▶ [Exercise prompt]: Would you copy every line of the listing below that includes the word "Exploring"?

▶ [Records]:
-- Opening Marker --

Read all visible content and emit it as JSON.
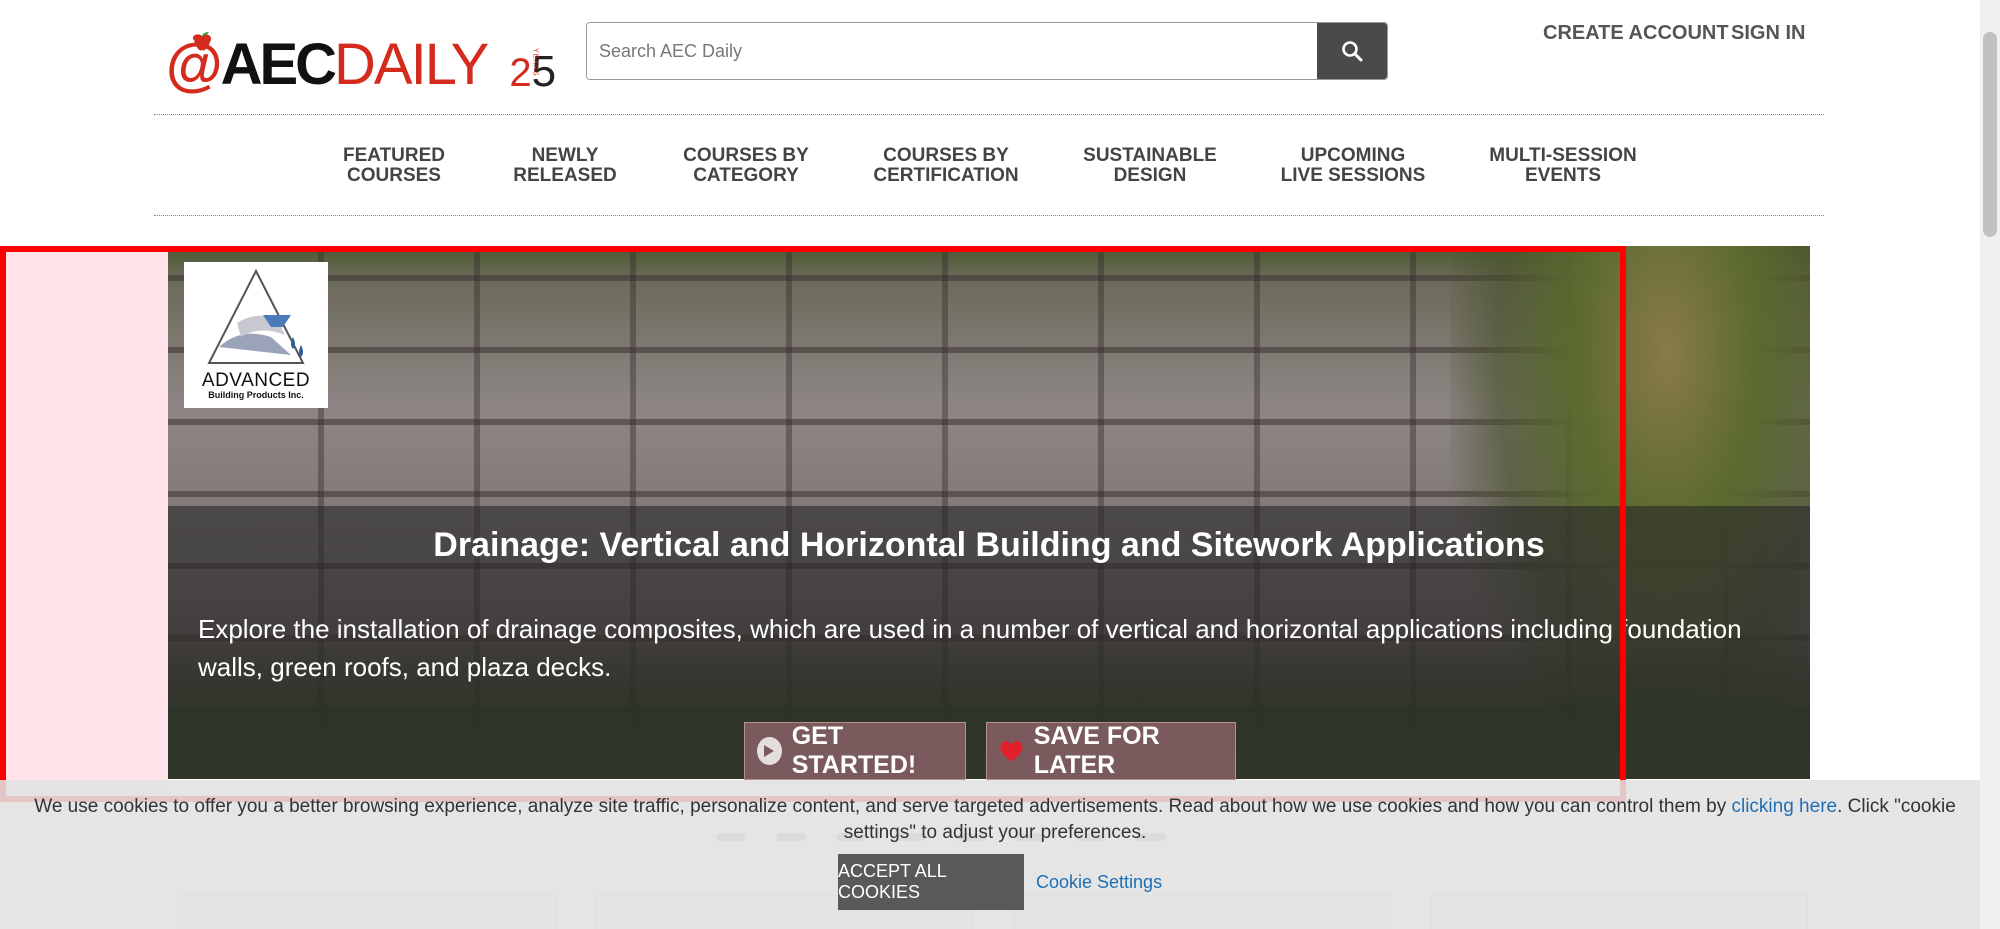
{
  "header": {
    "logo": {
      "at": "@",
      "aec": "AEC",
      "daily": "DAILY",
      "anniv_two": "2",
      "anniv_five": "5",
      "years": "YEARS"
    },
    "search": {
      "placeholder": "Search AEC Daily"
    },
    "links": {
      "create_account": "CREATE ACCOUNT",
      "sign_in": "SIGN IN"
    }
  },
  "nav": {
    "items": [
      {
        "line1": "FEATURED",
        "line2": "COURSES"
      },
      {
        "line1": "NEWLY",
        "line2": "RELEASED"
      },
      {
        "line1": "COURSES BY",
        "line2": "CATEGORY"
      },
      {
        "line1": "COURSES BY",
        "line2": "CERTIFICATION"
      },
      {
        "line1": "SUSTAINABLE",
        "line2": "DESIGN"
      },
      {
        "line1": "UPCOMING",
        "line2": "LIVE SESSIONS"
      },
      {
        "line1": "MULTI-SESSION",
        "line2": "EVENTS"
      }
    ]
  },
  "hero": {
    "sponsor": {
      "name": "ADVANCED",
      "sub": "Building Products Inc."
    },
    "title": "Drainage: Vertical and Horizontal Building and Sitework Applications",
    "description": "Explore the installation of drainage composites, which are used in a number of vertical and horizontal applications including foundation walls, green roofs, and plaza decks.",
    "buttons": {
      "get_started": "GET STARTED!",
      "save_for_later": "SAVE FOR LATER"
    }
  },
  "cookie": {
    "text_before": "We use cookies to offer you a better browsing experience, analyze site traffic, personalize content, and serve targeted advertisements. Read about how we use cookies and how you can control them by ",
    "link": "clicking here",
    "text_after": ". Click \"cookie settings\" to adjust your preferences.",
    "accept": "ACCEPT ALL COOKIES",
    "settings": "Cookie Settings"
  },
  "colors": {
    "brand_red": "#d52b1e",
    "highlight": "#ff0000",
    "link_blue": "#1f6fb3"
  }
}
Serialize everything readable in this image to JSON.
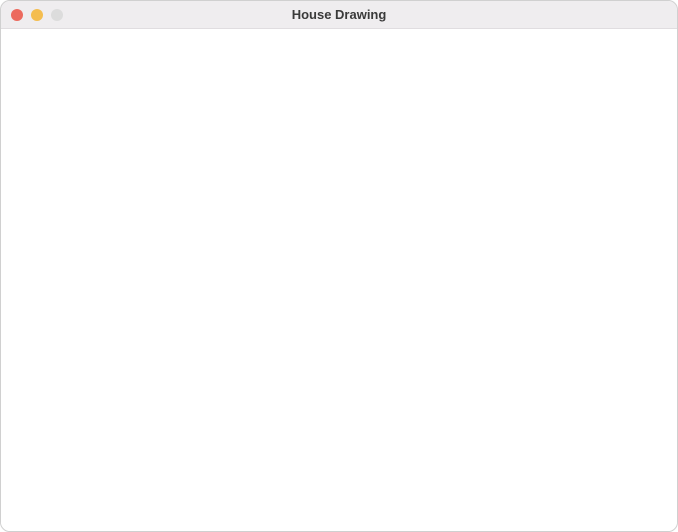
{
  "window": {
    "title": "House Drawing"
  }
}
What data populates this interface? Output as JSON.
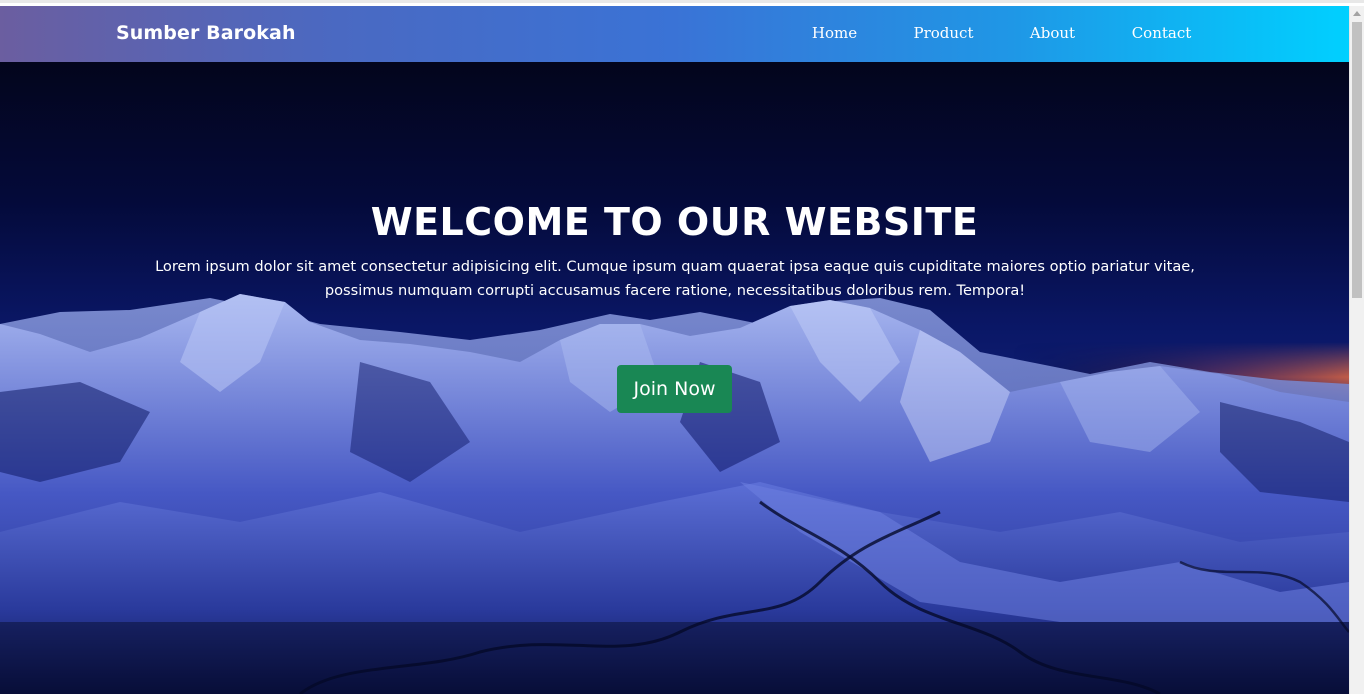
{
  "navbar": {
    "brand": "Sumber Barokah",
    "links": [
      {
        "label": "Home"
      },
      {
        "label": "Product"
      },
      {
        "label": "About"
      },
      {
        "label": "Contact"
      }
    ]
  },
  "hero": {
    "title": "WELCOME TO OUR WEBSITE",
    "text": "Lorem ipsum dolor sit amet consectetur adipisicing elit. Cumque ipsum quam quaerat ipsa eaque quis cupiditate maiores optio pariatur vitae, possimus numquam corrupti accusamus facere ratione, necessitatibus doloribus rem. Tempora!",
    "button_label": "Join Now"
  },
  "colors": {
    "button": "#198754",
    "nav_gradient_start": "#6b5ea0",
    "nav_gradient_end": "#00d0ff",
    "hero_sky": "#040a3a"
  },
  "icons": {
    "scroll_up": "scroll-up-arrow-icon"
  }
}
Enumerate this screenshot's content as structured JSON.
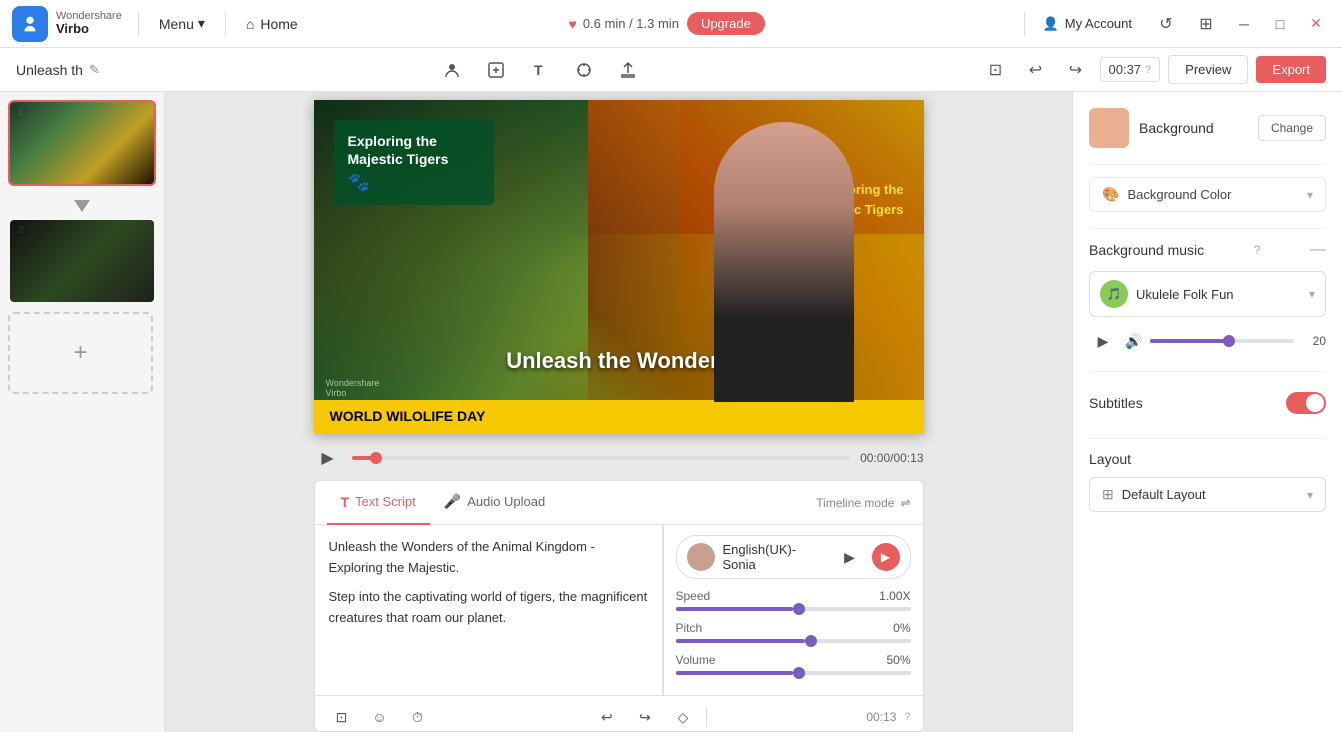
{
  "app": {
    "brand": "Wondershare",
    "product": "Virbo"
  },
  "topbar": {
    "menu_label": "Menu",
    "home_label": "Home",
    "timer": "0.6 min / 1.3 min",
    "upgrade_label": "Upgrade",
    "account_label": "My Account"
  },
  "toolbar": {
    "project_title": "Unleash th",
    "time_display": "00:37",
    "preview_label": "Preview",
    "export_label": "Export"
  },
  "canvas": {
    "overlay_title": "Exploring the Majestic Tigers",
    "main_title": "Unleash the Wonders",
    "subtitle": "Exploring the\nMajestic Tigers",
    "bottom_text": "WORLD WILOLIFE DAY",
    "watermark": "Wondershare\nVirbo",
    "playback_time": "00:00/00:13"
  },
  "script": {
    "tab_text_label": "Text Script",
    "tab_audio_label": "Audio Upload",
    "timeline_mode_label": "Timeline mode",
    "text_line1": "Unleash the Wonders of the Animal Kingdom - Exploring the Majestic.",
    "text_line2": "Step into the captivating world of tigers, the magnificent creatures that roam our planet.",
    "script_time": "00:13"
  },
  "voice": {
    "language": "English(UK)-Sonia",
    "speed_label": "Speed",
    "speed_value": "1.00X",
    "pitch_label": "Pitch",
    "pitch_value": "0%",
    "volume_label": "Volume",
    "volume_value": "50%"
  },
  "settings": {
    "background_label": "Background",
    "change_label": "Change",
    "bg_color_label": "Background Color",
    "bg_music_label": "Background music",
    "music_name": "Ukulele Folk Fun",
    "volume_num": "20",
    "subtitles_label": "Subtitles",
    "layout_label": "Layout",
    "default_layout_label": "Default Layout"
  }
}
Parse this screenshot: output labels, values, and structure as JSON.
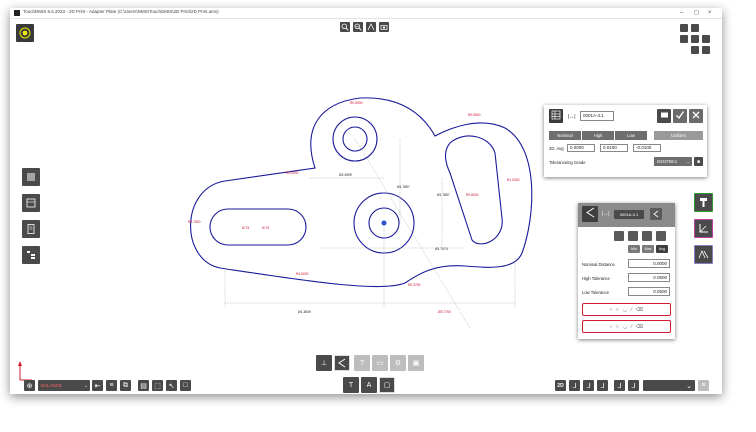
{
  "window": {
    "title": "TouchDMIS 5.6.2023 - 2D Print - Adapter Plate   (C:\\Users\\NMS\\TouchDMIS\\2D Print\\2D Print.ams)",
    "controls": {
      "minimize": "–",
      "maximize": "◻",
      "close": "×"
    }
  },
  "colors": {
    "accent": "#c8102e",
    "toolbar_button": "#4a4a4a",
    "panel_header": "#8b8b8b",
    "measure_icon_border": "#2e9d2e",
    "datum_icon_border": "#c040a0",
    "datum_icon_border_2": "#8a7cc8"
  },
  "top_toolbar": {
    "buttons": [
      {
        "icon": "zoom-in-icon"
      },
      {
        "icon": "zoom-out-icon"
      },
      {
        "icon": "measure-angle-icon"
      },
      {
        "icon": "camera-icon"
      }
    ]
  },
  "target_button": {
    "icon": "target-icon"
  },
  "left_sidebar": {
    "buttons": [
      {
        "icon": "list-view-icon"
      },
      {
        "icon": "feature-table-icon"
      },
      {
        "icon": "report-icon"
      },
      {
        "icon": "tree-view-icon"
      }
    ]
  },
  "drawing": {
    "labels": {
      "slot_left": "Ø.75",
      "slot_right": "Ø.75",
      "dim_horizontal_1": "Ø2.4959",
      "dim_mid_vertical": "Ø1.7887",
      "dim_right_mid": "Ø1.7887",
      "dim_bottom_left": "Ø1.3849",
      "dim_bottom_right": "Ø1.7474",
      "dim_lower": "Ø3.7750",
      "radius_left": "R0.7500",
      "radius_top": "R0.5000",
      "radius_right": "R1.0000",
      "radius_bottom": "R4.5000",
      "radius_top_left": "R2.0000",
      "radius_right_top": "R0.6500",
      "radius_right_upper": "R0.8000",
      "radius_slot": "R0.3750"
    }
  },
  "tolerance_panel": {
    "title_value": "0001A-3.1",
    "tabs": [
      "Nominal",
      "High",
      "Low",
      "Uniform"
    ],
    "row_label": "2D. Avg",
    "values": [
      "0.0000",
      "0.0100",
      "-0.0100"
    ],
    "grade_label": "Toleranceing Grade",
    "grade_value": "ISO2768-1",
    "buttons": {
      "comment_icon": "comment-icon",
      "accept_icon": "check-icon",
      "close_icon": "close-icon",
      "grid_icon": "table-grid-icon"
    }
  },
  "distance_panel": {
    "title_value": "0001A-3.1",
    "fields": [
      {
        "label": "Nominal Distance",
        "value": "0.0000"
      },
      {
        "label": "High Tolerance",
        "value": "0.0500"
      },
      {
        "label": "Low Tolerance",
        "value": "0.0500"
      }
    ],
    "small_buttons": [
      "Min",
      "Max",
      "Avg"
    ],
    "row1_icons": [
      "circle-icon",
      "arc-icon",
      "line-icon",
      "eraser-icon"
    ],
    "row2_icons": [
      "circle-icon",
      "arc-icon",
      "line-icon",
      "eraser-icon"
    ]
  },
  "right_sidebar": {
    "top_grid": [
      "grid-a-icon",
      "grid-b-icon",
      "grid-c-icon",
      "grid-d-icon",
      "grid-e-icon",
      "grid-f-icon",
      "grid-g-icon"
    ],
    "tool_buttons": [
      {
        "icon": "probe-icon"
      },
      {
        "icon": "datum-axis-icon"
      },
      {
        "icon": "datum-distance-icon"
      }
    ]
  },
  "bottom_left": {
    "select_value": "BALANCE",
    "icons": [
      "arrow-left-icon",
      "layers-icon",
      "copy-icon",
      "paste-icon",
      "select-icon",
      "cursor-icon",
      "stop-icon"
    ]
  },
  "bottom_center": {
    "row1": [
      "probe-point-icon",
      "distance-icon",
      "help-icon",
      "folder-icon",
      "settings-icon",
      "screenshot-icon"
    ],
    "row2": [
      "probe-tool-icon",
      "datum-icon",
      "stop-square-icon"
    ]
  },
  "bottom_right": {
    "mode_label": "2D",
    "icons": [
      "axis-xy-icon",
      "axis-yz-icon",
      "axis-zx-icon",
      "axis-3d-icon",
      "axis-x-icon"
    ],
    "select_value": "",
    "end_icon": "menu-icon"
  }
}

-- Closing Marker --

▶ [Answer section]:
    "overlay_title": "Exploring the Majestic Tigers",
    "subtitle": "Exploring the\nMajestic Tigers",
    "text_line1": "Unleash the Wonders of the Animal Kingdom - Exploring the Majestic.",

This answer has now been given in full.